As a small-business owner, you’re likely making all sorts of regular payments, whether for your business credit card or to vendors you work with. If one of your lenders is a member of the SBFE, it will report your payment information to the association.
Certain SBFE-certified vendors then use this information to piece together a credit history for your small business that includes credit reports and scores. If you’re making on-time payments, this data could help you build your business credit, which could lead to increased access to credit options.
Read on for a look at how the SBFE works.
What is the SBFE and exactly what does it do?
The SBFE is a nonprofit association serving small-business lenders, including banks, credit unions, credit card issuers and other lenders that offer loans or extend credit to small businesses.
The members provide your small business’s payment data to the SBFE, which then licenses the data to authorized SBFE-certified vendors, which include Dun & Bradstreet, Equifax, Experian and LexisNexis Risk Solutions.
These vendors can use the data collected to create business credit reports and credit scores. Lenders can then use these credit products to assess the credit risk of small businesses. The SBFE itself isn’t a credit bureau and doesn’t provide business credit scores or credit reports.
What information does the SBFE collect on my business?
Members submit their small-business lending data to SBFE’s database. According to Equifax, an SBFE-certified vendor, payment information can be submitted for lines of credit, term loans, SBA loans, credit cards and leases.

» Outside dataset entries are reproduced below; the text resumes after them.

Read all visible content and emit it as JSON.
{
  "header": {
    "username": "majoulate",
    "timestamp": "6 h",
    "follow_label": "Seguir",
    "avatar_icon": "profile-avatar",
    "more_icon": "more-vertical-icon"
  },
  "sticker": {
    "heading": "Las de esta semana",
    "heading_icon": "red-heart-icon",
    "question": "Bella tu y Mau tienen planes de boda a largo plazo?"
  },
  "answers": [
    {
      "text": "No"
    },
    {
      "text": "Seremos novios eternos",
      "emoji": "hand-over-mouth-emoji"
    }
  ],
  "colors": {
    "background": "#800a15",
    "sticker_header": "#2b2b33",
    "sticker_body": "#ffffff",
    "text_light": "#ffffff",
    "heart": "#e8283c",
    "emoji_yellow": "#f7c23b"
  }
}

This information is used by SBFE-certified vendors, with additional data drawn from other sources, to build business credit reports and credit scores for small businesses. If your lender is a member of the SBFE, your information is likely included in the SBFE database.Understanding your business credit reports
Why is the SBFE important?
If you apply for a line of credit or other business financing, the business credit reports that the lender checks to gauge how risky it is to lend to you could include some data that was originally drawn from the SBFE.
Your payment history data can ultimately affect your ability to obtain financing for your business. Knowing what information is reported to the SBFE is one step toward understanding and building your business credit.How to build business credit
How do small businesses interact with the SBFE?
Your small business isn’t likely to interact directly with the SBFE. Instead, you may indirectly interact with the association if you make payments to companies that are members of the SBFE.
SBFE members submit both negative and positive account information on businesses they lend to. If you’re not seeing payment data from a lender on your business credit reports, or you’re not sure if they’re an SBFE member, contact the lending company to ask if they report to the SBFE or the business credit bureaus.
How can I find SBFE members and vendors?
Any U.S. lender that offers loans to small businesses and is able to report their data to the SBFE can become an SBFE member. The SBFE has many members, including …
- American Express
- Capital One
- Sun Trust
- Wells Fargo
SBFE data are provided to the following certified SBFE vendors:
- Dun & Bradstreet
- LexisNexis Risk Solutions
The SBFE provides years of historical data from some of the largest business credit card companies and commercial lenders. And the association strives to provide the best outcomes for small businesses and lenders alike, by delivering accurate payment information.
For small-business owners, payment data can play an important part in establishing business credit. It’s good to know about the SBFE, because the information it collects on your business could be essential in helping your business grow.Learn more: How to check your business credit